Data listing below:

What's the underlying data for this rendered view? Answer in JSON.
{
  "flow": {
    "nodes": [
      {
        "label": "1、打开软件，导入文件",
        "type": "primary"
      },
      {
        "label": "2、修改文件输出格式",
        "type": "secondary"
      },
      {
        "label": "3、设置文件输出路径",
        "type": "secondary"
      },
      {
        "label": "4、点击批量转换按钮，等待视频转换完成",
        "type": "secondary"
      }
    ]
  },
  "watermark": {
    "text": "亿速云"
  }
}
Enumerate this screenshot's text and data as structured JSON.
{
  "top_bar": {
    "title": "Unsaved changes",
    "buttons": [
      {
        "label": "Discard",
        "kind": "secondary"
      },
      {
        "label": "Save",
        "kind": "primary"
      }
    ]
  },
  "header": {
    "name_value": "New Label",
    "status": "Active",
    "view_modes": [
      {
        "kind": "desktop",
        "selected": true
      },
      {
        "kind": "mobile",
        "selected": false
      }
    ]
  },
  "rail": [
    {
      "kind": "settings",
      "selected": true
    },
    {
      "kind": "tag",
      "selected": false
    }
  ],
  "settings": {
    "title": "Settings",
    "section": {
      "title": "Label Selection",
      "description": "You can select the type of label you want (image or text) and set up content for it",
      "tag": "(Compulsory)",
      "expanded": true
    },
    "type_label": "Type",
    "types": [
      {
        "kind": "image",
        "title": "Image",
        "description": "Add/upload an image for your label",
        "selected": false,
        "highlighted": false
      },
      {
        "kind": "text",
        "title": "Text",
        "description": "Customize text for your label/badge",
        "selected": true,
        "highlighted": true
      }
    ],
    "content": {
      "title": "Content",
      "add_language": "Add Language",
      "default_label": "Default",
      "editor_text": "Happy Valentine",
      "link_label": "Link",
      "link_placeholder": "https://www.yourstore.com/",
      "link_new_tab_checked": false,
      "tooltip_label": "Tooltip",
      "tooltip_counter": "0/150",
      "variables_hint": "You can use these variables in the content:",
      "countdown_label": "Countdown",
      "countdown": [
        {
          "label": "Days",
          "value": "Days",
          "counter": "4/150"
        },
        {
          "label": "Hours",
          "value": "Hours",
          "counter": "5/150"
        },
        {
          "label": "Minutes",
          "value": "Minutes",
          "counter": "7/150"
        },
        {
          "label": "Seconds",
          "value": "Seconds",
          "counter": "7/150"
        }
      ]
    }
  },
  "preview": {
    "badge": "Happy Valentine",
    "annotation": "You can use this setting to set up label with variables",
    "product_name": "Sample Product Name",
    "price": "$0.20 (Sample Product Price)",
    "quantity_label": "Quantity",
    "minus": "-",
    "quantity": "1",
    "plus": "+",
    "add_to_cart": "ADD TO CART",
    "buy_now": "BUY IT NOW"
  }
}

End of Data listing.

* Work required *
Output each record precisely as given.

* Answer area *
What's the underlying data for this rendered view? Answer in JSON.
{
  "flow": {
    "nodes": [
      {
        "label": "1、打开软件，导入文件",
        "type": "primary"
      },
      {
        "label": "2、修改文件输出格式",
        "type": "secondary"
      },
      {
        "label": "3、设置文件输出路径",
        "type": "secondary"
      },
      {
        "label": "4、点击批量转换按钮，等待视频转换完成",
        "type": "secondary"
      }
    ]
  },
  "watermark": {
    "text": "亿速云"
  }
}
Enumerate this screenshot's text and data as structured JSON.
{
  "top_bar": {
    "title": "Unsaved changes",
    "buttons": [
      {
        "label": "Discard",
        "kind": "secondary"
      },
      {
        "label": "Save",
        "kind": "primary"
      }
    ]
  },
  "header": {
    "name_value": "New Label",
    "status": "Active",
    "view_modes": [
      {
        "kind": "desktop",
        "selected": true
      },
      {
        "kind": "mobile",
        "selected": false
      }
    ]
  },
  "rail": [
    {
      "kind": "settings",
      "selected": true
    },
    {
      "kind": "tag",
      "selected": false
    }
  ],
  "settings": {
    "title": "Settings",
    "section": {
      "title": "Label Selection",
      "description": "You can select the type of label you want (image or text) and set up content for it",
      "tag": "(Compulsory)",
      "expanded": true
    },
    "type_label": "Type",
    "types": [
      {
        "kind": "image",
        "title": "Image",
        "description": "Add/upload an image for your label",
        "selected": false,
        "highlighted": false
      },
      {
        "kind": "text",
        "title": "Text",
        "description": "Customize text for your label/badge",
        "selected": true,
        "highlighted": true
      }
    ],
    "content": {
      "title": "Content",
      "add_language": "Add Language",
      "default_label": "Default",
      "editor_text": "Happy Valentine",
      "link_label": "Link",
      "link_placeholder": "https://www.yourstore.com/",
      "link_new_tab_checked": false,
      "tooltip_label": "Tooltip",
      "tooltip_counter": "0/150",
      "variables_hint": "You can use these variables in the content:",
      "countdown_label": "Countdown",
      "countdown": [
        {
          "label": "Days",
          "value": "Days",
          "counter": "4/150"
        },
        {
          "label": "Hours",
          "value": "Hours",
          "counter": "5/150"
        },
        {
          "label": "Minutes",
          "value": "Minutes",
          "counter": "7/150"
        },
        {
          "label": "Seconds",
          "value": "Seconds",
          "counter": "7/150"
        }
      ]
    }
  },
  "preview": {
    "badge": "Happy Valentine",
    "annotation": "You can use this setting to set up label with variables",
    "product_name": "Sample Product Name",
    "price": "$0.20 (Sample Product Price)",
    "quantity_label": "Quantity",
    "minus": "-",
    "quantity": "1",
    "plus": "+",
    "add_to_cart": "ADD TO CART",
    "buy_now": "BUY IT NOW"
  }
}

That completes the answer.